[App and web page records]
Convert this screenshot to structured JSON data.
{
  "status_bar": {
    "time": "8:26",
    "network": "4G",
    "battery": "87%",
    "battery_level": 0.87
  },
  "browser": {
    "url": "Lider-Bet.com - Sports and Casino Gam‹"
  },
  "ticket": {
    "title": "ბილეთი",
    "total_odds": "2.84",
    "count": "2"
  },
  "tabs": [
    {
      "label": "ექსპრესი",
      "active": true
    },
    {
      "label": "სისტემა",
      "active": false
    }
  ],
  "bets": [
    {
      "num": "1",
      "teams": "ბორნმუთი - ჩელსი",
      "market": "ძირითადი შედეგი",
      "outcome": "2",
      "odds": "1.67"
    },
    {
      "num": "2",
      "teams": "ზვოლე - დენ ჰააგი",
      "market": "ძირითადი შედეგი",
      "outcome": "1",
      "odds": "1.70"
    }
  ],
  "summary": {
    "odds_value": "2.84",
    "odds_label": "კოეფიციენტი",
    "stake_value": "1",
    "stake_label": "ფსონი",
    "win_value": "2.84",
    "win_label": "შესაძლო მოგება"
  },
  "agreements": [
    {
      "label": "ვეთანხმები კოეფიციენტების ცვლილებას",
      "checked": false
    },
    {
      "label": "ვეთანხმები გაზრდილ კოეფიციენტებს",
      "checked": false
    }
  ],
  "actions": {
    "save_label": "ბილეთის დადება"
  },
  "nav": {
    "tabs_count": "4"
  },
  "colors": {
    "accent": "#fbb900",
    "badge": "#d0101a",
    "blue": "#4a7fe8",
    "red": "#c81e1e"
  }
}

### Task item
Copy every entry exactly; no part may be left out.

### Task solution
Convert this screenshot to structured JSON data.
{
  "status_bar": {
    "time": "8:26",
    "network": "4G",
    "battery": "87%",
    "battery_level": 0.87
  },
  "browser": {
    "url": "Lider-Bet.com - Sports and Casino Gam‹"
  },
  "ticket": {
    "title": "ბილეთი",
    "total_odds": "2.84",
    "count": "2"
  },
  "tabs": [
    {
      "label": "ექსპრესი",
      "active": true
    },
    {
      "label": "სისტემა",
      "active": false
    }
  ],
  "bets": [
    {
      "num": "1",
      "teams": "ბორნმუთი - ჩელსი",
      "market": "ძირითადი შედეგი",
      "outcome": "2",
      "odds": "1.67"
    },
    {
      "num": "2",
      "teams": "ზვოლე - დენ ჰააგი",
      "market": "ძირითადი შედეგი",
      "outcome": "1",
      "odds": "1.70"
    }
  ],
  "summary": {
    "odds_value": "2.84",
    "odds_label": "კოეფიციენტი",
    "stake_value": "1",
    "stake_label": "ფსონი",
    "win_value": "2.84",
    "win_label": "შესაძლო მოგება"
  },
  "agreements": [
    {
      "label": "ვეთანხმები კოეფიციენტების ცვლილებას",
      "checked": false
    },
    {
      "label": "ვეთანხმები გაზრდილ კოეფიციენტებს",
      "checked": false
    }
  ],
  "actions": {
    "save_label": "ბილეთის დადება"
  },
  "nav": {
    "tabs_count": "4"
  },
  "colors": {
    "accent": "#fbb900",
    "badge": "#d0101a",
    "blue": "#4a7fe8",
    "red": "#c81e1e"
  }
}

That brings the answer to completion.